White-Nose Disease Has Killed A Million Bats So Far—And There’s No Cure On The Horizon
White-nose disease was first discovered in a single bat cave in upstate New York in 2006. Since then, the fatal fungal illness, which shows up as white patches on the faces and wings of hibernating bats, has spread to 16 states and crossed the Canadian border. The fungus, Geomyces destrucans, is now killing bats in caves, mine shafts, and abandoned buildings as far south as North Carolina, and as far west as Oklahoma. Biologists say that a million bats have died so far, and they add that, unless a way is found to stop the disease, within two decades bats may be entirely extirpated from some regions of the country.
The little brown bat (Myotis lucifugus) has been hardest hit by the sickness—but that’s only because the little brown is the most common of our bat species. There are 22 other species of American bats that also hibernate in caves, and many of those bats are being affected as well. Of special concern to biologists are the endangered Indiana bat and five other bat species that are protected under the U.S. Endangered Species Act (ESA). The disease has already destroyed at least a third of the Indiana bats in the Northeastern U.S., scientists say.
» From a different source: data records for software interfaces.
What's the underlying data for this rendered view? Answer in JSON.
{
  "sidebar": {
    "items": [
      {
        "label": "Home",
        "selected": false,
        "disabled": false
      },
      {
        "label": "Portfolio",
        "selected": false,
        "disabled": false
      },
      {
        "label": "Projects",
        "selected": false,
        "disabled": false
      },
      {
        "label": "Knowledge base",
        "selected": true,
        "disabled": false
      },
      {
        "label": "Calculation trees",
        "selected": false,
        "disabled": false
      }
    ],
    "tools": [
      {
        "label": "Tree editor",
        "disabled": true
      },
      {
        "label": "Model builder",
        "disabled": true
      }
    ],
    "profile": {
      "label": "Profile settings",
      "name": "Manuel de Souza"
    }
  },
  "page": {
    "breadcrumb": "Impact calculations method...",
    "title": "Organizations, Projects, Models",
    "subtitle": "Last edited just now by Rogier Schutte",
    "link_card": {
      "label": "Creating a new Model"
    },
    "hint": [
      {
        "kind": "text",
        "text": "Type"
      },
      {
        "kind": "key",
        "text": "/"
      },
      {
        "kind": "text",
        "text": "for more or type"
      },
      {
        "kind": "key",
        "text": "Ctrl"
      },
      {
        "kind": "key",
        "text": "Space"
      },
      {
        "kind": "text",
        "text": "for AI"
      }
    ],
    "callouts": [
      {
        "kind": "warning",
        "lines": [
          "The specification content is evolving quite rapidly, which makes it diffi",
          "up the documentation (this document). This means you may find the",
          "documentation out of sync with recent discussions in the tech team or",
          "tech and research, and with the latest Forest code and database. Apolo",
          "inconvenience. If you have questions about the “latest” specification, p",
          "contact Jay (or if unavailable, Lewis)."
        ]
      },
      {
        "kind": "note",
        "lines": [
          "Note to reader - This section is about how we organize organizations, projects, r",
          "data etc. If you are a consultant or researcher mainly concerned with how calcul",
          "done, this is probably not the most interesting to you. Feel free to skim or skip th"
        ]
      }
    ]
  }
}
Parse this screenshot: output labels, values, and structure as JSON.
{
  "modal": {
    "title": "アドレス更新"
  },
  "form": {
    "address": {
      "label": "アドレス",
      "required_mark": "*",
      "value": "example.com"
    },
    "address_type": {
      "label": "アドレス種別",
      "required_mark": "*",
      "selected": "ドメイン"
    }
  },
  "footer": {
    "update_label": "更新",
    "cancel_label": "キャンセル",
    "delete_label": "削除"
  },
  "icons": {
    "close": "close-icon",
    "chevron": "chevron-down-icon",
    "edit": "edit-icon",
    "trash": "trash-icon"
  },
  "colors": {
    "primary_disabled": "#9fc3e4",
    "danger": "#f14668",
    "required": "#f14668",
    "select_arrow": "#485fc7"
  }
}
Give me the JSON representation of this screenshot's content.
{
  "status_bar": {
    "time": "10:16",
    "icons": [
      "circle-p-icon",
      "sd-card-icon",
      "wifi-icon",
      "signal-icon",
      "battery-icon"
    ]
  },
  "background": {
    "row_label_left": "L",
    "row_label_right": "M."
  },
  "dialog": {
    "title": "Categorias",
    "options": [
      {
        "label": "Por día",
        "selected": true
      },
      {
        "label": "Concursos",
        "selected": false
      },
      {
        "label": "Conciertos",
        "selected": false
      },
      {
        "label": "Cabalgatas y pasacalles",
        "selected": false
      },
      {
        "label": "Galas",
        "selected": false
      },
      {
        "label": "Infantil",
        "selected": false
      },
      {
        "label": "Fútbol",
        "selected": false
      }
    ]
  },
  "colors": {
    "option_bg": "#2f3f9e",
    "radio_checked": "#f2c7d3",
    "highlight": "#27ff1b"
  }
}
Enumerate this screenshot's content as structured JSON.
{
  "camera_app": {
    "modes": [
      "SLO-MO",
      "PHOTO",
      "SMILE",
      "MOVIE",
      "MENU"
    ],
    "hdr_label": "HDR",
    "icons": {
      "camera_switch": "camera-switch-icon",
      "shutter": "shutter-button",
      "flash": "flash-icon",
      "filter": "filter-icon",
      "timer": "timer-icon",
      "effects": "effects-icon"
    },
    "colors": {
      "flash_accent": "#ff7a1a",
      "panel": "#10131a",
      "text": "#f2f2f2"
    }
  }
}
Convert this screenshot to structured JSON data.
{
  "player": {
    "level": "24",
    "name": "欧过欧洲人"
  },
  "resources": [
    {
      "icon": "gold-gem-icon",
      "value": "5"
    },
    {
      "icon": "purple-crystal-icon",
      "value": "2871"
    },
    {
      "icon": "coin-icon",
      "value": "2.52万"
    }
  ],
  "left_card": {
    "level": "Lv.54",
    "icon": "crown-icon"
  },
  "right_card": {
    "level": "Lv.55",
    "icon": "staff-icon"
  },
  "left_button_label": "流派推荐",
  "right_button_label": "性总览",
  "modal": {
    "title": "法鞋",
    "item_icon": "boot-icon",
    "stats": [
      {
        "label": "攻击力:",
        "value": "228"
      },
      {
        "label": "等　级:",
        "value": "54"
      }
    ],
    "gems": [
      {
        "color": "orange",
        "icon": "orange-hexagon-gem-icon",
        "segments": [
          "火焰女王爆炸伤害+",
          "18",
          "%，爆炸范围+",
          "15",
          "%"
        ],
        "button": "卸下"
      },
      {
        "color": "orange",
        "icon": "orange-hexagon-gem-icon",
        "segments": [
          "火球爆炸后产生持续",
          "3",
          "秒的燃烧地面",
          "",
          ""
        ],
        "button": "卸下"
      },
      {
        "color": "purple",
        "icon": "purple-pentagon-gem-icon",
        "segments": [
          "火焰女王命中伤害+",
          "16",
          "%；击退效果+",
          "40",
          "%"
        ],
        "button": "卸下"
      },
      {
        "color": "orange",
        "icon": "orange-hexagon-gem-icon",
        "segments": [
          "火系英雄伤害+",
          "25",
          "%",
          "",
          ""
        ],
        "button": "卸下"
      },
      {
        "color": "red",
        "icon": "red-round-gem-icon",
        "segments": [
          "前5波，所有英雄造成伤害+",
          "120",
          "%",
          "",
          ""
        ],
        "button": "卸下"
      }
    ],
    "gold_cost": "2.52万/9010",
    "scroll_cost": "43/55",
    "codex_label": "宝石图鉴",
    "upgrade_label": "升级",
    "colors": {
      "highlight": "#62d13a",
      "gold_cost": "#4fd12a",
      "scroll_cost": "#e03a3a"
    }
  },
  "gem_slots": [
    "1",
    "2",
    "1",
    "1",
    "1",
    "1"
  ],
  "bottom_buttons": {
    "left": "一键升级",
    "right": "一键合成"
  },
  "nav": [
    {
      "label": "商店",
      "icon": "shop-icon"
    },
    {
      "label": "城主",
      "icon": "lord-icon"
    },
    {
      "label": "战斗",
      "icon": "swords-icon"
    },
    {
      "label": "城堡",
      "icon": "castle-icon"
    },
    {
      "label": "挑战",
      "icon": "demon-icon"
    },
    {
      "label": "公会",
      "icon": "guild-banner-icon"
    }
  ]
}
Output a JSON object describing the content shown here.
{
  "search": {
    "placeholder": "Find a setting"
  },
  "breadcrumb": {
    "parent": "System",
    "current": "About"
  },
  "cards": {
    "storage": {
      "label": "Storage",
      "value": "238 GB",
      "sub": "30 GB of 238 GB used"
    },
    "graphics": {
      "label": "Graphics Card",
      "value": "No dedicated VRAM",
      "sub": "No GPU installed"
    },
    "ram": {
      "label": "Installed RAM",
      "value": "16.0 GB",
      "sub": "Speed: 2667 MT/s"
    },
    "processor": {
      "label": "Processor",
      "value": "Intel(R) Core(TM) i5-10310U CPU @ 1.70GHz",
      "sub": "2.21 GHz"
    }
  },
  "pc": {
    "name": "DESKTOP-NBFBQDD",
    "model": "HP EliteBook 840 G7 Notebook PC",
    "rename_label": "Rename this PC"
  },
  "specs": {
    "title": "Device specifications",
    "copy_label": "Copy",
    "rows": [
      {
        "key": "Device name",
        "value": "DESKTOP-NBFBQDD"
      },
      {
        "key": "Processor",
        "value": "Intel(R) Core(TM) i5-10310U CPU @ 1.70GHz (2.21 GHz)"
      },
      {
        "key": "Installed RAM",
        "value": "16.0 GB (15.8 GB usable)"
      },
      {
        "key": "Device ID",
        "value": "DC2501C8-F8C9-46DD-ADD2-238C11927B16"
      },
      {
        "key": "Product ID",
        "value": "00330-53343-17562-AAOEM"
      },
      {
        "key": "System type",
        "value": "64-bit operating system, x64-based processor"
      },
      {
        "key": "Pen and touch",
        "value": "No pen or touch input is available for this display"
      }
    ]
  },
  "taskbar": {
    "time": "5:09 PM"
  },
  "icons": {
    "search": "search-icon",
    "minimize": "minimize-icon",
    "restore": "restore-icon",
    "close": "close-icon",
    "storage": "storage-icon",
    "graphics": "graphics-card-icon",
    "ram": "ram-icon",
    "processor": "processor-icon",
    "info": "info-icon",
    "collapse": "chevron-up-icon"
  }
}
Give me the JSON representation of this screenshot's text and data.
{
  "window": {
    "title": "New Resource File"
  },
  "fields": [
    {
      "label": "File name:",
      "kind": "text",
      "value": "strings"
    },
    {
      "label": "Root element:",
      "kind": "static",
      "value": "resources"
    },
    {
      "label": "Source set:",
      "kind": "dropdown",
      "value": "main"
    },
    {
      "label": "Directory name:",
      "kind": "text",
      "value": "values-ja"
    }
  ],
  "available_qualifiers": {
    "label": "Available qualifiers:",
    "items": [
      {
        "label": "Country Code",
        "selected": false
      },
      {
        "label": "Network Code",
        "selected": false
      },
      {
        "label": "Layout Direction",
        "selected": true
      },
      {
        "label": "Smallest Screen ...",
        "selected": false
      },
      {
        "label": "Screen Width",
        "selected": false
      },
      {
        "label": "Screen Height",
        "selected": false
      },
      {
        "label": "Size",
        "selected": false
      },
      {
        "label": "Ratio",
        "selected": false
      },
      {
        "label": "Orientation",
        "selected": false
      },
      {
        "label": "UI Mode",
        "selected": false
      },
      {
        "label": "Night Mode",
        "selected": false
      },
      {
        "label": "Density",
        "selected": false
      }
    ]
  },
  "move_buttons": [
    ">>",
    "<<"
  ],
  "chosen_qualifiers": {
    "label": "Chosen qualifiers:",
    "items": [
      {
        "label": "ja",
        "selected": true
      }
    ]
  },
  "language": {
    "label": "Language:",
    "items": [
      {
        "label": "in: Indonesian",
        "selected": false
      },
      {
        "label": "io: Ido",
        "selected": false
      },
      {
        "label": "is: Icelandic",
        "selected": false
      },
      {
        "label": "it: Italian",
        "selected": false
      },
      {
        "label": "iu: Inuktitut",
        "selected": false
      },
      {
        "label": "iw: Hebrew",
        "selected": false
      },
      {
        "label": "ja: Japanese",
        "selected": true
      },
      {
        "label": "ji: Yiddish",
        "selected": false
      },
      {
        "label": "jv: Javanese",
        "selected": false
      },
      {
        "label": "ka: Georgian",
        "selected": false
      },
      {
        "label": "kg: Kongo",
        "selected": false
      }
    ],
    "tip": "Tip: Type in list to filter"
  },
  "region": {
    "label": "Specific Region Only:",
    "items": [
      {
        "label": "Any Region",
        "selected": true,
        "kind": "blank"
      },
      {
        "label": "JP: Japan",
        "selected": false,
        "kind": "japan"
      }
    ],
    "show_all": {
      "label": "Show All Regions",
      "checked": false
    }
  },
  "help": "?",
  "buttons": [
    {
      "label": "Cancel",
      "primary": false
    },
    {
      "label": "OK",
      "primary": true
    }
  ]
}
Along with the Indiana bat, the Virginia big-eared bat, the Ozark big-eared bat, the greater (Mexican) long-nosed bat, the lesser long-nosed bat, and the gray bat are also officially listed as endangered, and are vulnerable to the white-nose fungus. The disease causes unusual behavior in its victims, including flying during the day, and flying during cold weather when no food is available. Scientists speculate that the extra activity during time when they are normally asleep contributes to bat mortality by causing them to exhaust their winter stores of fat, thereby starving them to death.
Bats apparently spread the disease to one another when they gather in groups to hibernate. Biologists note that damp, cool caves are ideal places for a fungus to grow. According to scientists, people may also unwittingly be spreading the disease on their shoes and clothing when they travel from one cave to another. As a result, wildlife biologists recommend that people stay out of caves where bats are hibernating.
Another way people can help bats is by using as few pesticides as possible. Each night, bats eat up to two-thirds of their body weight in insects, and when the insects they eat have been exposed to insecticides, the poisonous chemicals can quickly build up to levels that cause reproductive problems, or even death, in the bats.